Items from an interface collection
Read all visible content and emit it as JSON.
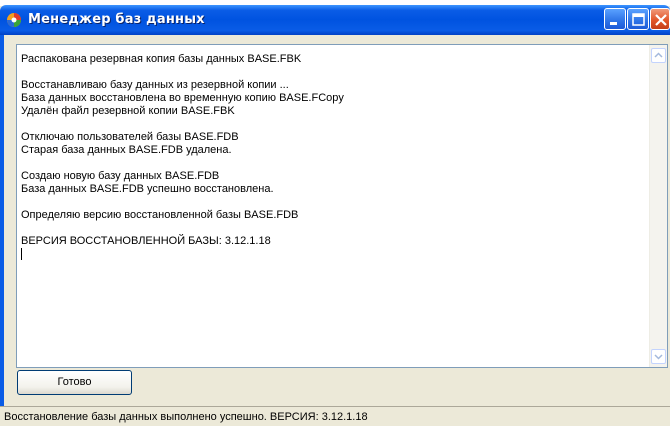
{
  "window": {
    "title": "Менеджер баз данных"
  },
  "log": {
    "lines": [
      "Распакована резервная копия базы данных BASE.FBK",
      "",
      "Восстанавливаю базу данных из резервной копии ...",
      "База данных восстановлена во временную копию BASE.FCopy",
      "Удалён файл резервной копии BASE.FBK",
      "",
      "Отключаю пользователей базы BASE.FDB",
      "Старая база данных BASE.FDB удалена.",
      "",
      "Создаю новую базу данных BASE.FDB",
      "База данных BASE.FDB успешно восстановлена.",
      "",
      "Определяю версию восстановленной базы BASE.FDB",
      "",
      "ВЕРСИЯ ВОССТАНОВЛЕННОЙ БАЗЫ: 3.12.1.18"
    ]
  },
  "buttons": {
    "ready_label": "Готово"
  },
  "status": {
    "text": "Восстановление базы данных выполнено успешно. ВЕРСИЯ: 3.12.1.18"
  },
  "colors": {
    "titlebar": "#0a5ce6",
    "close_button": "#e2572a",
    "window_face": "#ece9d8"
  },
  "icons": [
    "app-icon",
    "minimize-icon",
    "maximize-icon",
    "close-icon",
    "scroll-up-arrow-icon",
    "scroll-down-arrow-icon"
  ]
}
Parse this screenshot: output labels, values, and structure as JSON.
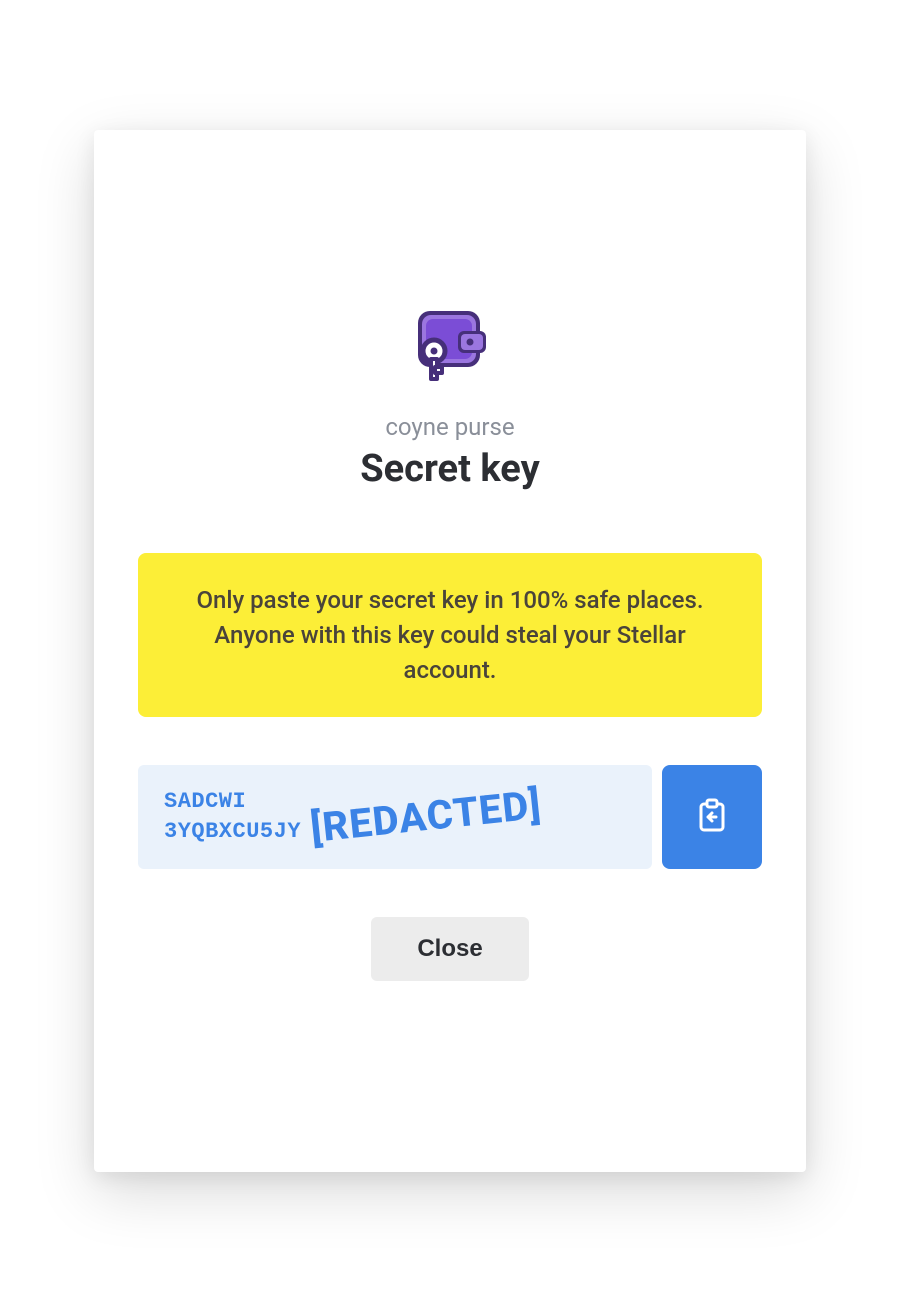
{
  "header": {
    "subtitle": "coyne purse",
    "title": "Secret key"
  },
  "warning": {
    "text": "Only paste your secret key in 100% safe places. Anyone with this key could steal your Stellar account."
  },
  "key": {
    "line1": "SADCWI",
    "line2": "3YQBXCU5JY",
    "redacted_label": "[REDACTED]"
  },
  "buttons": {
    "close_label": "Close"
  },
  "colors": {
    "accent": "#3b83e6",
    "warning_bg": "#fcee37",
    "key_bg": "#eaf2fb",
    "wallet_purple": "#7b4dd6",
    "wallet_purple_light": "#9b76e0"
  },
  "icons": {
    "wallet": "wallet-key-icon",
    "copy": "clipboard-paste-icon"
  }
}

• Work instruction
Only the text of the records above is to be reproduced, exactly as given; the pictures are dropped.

• Solution to this problem
Read all visible content and emit it as JSON.
{
  "window": {
    "title": "Менеджер баз данных"
  },
  "log": {
    "lines": [
      "Распакована резервная копия базы данных BASE.FBK",
      "",
      "Восстанавливаю базу данных из резервной копии ...",
      "База данных восстановлена во временную копию BASE.FCopy",
      "Удалён файл резервной копии BASE.FBK",
      "",
      "Отключаю пользователей базы BASE.FDB",
      "Старая база данных BASE.FDB удалена.",
      "",
      "Создаю новую базу данных BASE.FDB",
      "База данных BASE.FDB успешно восстановлена.",
      "",
      "Определяю версию восстановленной базы BASE.FDB",
      "",
      "ВЕРСИЯ ВОССТАНОВЛЕННОЙ БАЗЫ: 3.12.1.18"
    ]
  },
  "buttons": {
    "ready_label": "Готово"
  },
  "status": {
    "text": "Восстановление базы данных выполнено успешно. ВЕРСИЯ: 3.12.1.18"
  },
  "colors": {
    "titlebar": "#0a5ce6",
    "close_button": "#e2572a",
    "window_face": "#ece9d8"
  },
  "icons": [
    "app-icon",
    "minimize-icon",
    "maximize-icon",
    "close-icon",
    "scroll-up-arrow-icon",
    "scroll-down-arrow-icon"
  ]
}
Parse this screenshot: output labels, values, and structure as JSON.
{
  "header": {
    "subtitle": "coyne purse",
    "title": "Secret key"
  },
  "warning": {
    "text": "Only paste your secret key in 100% safe places. Anyone with this key could steal your Stellar account."
  },
  "key": {
    "line1": "SADCWI",
    "line2": "3YQBXCU5JY",
    "redacted_label": "[REDACTED]"
  },
  "buttons": {
    "close_label": "Close"
  },
  "colors": {
    "accent": "#3b83e6",
    "warning_bg": "#fcee37",
    "key_bg": "#eaf2fb",
    "wallet_purple": "#7b4dd6",
    "wallet_purple_light": "#9b76e0"
  },
  "icons": {
    "wallet": "wallet-key-icon",
    "copy": "clipboard-paste-icon"
  }
}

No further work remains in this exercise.